Your answer is one number, how many lines in the entries include "this".

- - - - -

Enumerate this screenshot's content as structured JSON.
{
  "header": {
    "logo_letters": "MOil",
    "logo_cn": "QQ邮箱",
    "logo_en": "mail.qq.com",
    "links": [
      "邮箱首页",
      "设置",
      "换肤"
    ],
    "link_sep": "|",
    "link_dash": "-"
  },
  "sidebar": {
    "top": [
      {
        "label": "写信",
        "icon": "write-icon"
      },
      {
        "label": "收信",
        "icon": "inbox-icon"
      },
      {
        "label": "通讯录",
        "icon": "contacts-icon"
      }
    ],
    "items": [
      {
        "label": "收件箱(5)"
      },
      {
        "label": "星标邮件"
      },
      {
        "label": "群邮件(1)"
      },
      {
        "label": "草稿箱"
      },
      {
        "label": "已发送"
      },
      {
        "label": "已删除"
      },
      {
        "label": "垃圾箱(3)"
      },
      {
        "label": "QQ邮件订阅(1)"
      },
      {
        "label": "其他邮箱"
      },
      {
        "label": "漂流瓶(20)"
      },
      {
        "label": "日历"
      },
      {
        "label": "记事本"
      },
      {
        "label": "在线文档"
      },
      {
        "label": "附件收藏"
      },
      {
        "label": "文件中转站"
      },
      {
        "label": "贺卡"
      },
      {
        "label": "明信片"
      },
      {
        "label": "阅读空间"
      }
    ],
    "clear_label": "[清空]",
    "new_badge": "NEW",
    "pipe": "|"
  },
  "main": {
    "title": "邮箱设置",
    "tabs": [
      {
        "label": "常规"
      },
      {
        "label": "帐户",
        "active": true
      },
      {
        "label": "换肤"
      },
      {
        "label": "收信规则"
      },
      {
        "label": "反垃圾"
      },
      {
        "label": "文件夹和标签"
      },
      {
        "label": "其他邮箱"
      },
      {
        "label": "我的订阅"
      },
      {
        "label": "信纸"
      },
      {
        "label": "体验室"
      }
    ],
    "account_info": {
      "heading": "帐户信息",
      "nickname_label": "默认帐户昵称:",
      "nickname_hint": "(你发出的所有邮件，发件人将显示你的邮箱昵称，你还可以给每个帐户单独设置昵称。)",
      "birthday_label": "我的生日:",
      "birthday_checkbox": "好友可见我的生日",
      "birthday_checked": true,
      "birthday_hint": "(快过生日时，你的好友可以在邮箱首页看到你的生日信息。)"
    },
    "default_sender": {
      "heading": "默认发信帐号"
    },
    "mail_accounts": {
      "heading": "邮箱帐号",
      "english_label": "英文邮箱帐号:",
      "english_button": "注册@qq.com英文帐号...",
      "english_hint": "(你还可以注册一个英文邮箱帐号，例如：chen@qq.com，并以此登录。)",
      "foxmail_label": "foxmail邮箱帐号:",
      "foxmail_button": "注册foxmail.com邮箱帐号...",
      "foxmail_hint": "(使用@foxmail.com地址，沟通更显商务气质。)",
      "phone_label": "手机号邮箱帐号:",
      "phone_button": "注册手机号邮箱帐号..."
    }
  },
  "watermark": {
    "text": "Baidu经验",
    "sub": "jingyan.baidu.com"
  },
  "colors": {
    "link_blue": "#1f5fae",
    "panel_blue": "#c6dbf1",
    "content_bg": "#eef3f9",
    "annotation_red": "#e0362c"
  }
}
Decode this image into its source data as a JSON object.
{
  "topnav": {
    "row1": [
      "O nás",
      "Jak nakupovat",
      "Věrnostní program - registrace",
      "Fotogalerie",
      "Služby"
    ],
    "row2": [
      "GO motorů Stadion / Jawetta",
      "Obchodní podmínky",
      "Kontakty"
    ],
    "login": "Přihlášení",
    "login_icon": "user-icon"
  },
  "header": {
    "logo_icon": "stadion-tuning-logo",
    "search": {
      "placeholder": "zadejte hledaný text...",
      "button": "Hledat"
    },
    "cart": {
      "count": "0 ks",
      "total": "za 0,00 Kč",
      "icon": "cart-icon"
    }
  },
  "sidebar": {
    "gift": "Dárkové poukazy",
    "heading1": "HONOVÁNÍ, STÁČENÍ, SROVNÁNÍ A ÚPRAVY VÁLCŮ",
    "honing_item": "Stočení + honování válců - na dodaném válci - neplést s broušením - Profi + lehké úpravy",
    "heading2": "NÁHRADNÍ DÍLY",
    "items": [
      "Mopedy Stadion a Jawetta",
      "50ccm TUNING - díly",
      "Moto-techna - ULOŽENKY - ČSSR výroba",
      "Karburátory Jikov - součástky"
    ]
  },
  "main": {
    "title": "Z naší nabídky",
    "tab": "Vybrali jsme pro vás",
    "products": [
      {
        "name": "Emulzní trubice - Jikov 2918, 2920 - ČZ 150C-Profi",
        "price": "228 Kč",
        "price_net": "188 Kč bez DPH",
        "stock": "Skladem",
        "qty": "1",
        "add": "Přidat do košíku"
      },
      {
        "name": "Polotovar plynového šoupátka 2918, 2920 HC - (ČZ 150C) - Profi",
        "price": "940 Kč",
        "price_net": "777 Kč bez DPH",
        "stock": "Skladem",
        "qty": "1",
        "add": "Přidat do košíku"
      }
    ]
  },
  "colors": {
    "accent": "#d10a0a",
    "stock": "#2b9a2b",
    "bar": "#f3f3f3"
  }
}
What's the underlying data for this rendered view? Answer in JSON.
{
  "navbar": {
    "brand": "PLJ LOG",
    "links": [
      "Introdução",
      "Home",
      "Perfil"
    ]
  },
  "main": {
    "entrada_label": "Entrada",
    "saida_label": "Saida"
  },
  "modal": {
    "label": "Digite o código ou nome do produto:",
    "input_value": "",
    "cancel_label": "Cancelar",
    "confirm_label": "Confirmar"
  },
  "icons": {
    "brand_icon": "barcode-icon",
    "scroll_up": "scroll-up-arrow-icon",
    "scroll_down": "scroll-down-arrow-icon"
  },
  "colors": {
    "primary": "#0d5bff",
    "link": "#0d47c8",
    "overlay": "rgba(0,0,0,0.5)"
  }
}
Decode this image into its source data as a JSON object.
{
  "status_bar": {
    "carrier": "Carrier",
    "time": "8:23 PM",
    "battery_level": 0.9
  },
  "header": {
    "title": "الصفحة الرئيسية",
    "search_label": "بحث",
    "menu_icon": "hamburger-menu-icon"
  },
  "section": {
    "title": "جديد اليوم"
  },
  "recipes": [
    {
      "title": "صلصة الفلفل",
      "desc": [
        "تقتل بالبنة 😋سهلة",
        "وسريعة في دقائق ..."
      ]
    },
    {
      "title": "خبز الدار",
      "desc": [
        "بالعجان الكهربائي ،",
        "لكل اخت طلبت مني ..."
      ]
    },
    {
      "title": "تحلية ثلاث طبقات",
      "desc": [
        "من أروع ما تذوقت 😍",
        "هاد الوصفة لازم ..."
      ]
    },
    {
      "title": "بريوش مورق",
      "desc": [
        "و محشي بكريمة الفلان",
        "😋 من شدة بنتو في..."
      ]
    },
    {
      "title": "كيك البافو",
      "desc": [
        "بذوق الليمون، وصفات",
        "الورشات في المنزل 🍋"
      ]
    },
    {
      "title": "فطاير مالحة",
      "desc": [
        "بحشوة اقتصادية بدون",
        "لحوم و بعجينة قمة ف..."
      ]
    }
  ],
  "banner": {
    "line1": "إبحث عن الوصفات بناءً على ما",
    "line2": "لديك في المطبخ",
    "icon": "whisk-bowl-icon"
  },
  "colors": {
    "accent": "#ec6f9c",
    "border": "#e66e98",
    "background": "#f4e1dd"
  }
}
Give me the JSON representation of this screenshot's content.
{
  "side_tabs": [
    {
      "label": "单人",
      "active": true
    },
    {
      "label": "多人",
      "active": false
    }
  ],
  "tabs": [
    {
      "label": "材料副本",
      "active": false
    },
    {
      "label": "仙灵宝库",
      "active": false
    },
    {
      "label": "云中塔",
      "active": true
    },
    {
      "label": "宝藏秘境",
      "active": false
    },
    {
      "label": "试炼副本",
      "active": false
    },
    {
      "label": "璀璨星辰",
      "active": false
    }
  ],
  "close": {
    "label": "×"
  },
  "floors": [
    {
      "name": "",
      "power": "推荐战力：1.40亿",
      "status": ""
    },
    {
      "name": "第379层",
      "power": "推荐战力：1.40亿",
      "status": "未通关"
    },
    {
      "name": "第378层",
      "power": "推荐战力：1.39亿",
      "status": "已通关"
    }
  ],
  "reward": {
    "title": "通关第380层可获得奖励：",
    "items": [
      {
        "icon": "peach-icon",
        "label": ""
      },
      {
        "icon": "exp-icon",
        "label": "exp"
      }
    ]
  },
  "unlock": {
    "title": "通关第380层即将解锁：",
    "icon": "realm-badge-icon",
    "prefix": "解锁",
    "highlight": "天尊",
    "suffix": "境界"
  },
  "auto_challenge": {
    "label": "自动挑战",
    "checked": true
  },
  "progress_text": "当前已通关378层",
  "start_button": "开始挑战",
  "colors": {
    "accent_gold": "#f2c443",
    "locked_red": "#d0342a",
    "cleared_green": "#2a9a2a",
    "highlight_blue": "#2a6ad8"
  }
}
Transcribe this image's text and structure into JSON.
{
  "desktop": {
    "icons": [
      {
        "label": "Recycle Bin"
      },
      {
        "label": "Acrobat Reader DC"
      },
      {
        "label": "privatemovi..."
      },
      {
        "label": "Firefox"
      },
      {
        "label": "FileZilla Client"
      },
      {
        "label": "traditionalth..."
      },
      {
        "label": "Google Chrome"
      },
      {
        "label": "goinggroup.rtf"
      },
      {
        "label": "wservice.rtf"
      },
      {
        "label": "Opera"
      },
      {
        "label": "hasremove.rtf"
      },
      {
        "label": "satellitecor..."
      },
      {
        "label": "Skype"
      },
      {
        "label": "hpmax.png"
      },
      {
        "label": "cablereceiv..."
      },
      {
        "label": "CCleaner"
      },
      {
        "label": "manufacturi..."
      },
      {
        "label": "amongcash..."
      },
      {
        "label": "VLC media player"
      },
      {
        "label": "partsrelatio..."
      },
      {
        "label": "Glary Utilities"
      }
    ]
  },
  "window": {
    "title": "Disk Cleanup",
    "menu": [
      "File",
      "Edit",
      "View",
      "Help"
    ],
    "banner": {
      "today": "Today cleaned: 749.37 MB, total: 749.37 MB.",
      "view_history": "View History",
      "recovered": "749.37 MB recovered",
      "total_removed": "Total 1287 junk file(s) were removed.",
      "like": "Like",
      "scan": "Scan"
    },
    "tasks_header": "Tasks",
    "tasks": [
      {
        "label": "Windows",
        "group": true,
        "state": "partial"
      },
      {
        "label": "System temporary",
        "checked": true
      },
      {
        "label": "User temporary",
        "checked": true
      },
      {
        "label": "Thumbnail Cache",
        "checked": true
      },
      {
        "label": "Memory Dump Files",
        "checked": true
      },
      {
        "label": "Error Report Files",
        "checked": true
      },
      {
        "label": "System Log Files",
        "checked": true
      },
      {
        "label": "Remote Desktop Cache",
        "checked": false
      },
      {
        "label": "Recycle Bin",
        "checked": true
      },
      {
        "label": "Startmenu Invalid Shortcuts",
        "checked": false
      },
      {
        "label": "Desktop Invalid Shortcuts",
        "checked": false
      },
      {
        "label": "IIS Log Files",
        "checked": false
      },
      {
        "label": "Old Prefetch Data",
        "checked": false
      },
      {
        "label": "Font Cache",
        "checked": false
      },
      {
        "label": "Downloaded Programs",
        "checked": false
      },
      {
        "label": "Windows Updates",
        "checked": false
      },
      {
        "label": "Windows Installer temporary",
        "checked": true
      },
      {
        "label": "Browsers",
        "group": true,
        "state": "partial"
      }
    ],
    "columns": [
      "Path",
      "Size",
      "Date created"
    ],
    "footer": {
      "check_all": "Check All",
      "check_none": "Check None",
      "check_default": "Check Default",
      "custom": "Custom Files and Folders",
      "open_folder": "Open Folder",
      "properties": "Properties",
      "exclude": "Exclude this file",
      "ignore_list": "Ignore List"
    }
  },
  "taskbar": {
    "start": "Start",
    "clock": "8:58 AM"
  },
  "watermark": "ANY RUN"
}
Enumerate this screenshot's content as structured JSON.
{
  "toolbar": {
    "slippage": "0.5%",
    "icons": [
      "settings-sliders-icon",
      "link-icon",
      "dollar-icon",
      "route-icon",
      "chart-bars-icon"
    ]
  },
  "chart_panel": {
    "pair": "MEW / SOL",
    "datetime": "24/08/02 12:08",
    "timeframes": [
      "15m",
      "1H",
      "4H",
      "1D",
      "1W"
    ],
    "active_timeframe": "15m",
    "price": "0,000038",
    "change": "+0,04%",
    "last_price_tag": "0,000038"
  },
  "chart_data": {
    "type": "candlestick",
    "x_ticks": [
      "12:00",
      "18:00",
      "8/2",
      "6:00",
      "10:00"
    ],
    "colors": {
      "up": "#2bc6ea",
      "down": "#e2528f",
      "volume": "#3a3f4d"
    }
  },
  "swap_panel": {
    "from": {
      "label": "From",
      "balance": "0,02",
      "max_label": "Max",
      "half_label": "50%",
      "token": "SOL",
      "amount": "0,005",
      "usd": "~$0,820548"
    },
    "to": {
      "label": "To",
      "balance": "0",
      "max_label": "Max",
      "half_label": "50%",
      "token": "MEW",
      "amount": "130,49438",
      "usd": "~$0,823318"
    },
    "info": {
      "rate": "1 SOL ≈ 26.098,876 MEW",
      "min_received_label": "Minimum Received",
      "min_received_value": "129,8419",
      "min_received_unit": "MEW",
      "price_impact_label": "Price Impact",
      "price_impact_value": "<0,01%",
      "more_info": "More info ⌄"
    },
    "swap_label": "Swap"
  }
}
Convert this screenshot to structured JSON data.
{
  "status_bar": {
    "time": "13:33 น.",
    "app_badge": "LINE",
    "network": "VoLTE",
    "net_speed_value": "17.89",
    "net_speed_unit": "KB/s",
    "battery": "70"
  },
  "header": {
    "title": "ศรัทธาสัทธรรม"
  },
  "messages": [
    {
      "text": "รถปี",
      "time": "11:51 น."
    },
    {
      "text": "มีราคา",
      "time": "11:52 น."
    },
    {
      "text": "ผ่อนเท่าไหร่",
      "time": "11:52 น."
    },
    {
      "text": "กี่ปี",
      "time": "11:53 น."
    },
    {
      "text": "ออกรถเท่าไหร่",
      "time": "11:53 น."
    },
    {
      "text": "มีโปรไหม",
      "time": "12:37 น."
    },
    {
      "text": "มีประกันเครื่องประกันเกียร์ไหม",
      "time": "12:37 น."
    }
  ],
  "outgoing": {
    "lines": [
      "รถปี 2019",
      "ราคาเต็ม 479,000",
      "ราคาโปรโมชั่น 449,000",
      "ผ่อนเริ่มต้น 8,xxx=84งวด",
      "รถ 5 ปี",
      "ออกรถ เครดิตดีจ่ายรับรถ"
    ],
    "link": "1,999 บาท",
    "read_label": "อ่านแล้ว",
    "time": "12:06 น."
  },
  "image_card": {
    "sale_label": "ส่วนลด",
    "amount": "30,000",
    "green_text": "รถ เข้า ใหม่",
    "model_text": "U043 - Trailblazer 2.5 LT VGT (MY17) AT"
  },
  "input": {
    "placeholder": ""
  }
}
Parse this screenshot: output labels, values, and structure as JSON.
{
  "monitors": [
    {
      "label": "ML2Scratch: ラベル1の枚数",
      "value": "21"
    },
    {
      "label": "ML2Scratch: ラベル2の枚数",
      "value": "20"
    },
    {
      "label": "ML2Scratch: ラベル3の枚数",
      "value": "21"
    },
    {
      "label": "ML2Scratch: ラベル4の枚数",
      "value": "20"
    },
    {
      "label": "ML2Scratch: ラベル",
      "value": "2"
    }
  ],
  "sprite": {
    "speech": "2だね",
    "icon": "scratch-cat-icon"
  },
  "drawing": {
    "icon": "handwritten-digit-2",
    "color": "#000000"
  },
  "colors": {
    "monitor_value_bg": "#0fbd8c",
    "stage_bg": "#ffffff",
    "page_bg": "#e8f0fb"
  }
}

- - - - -

Answer box: 10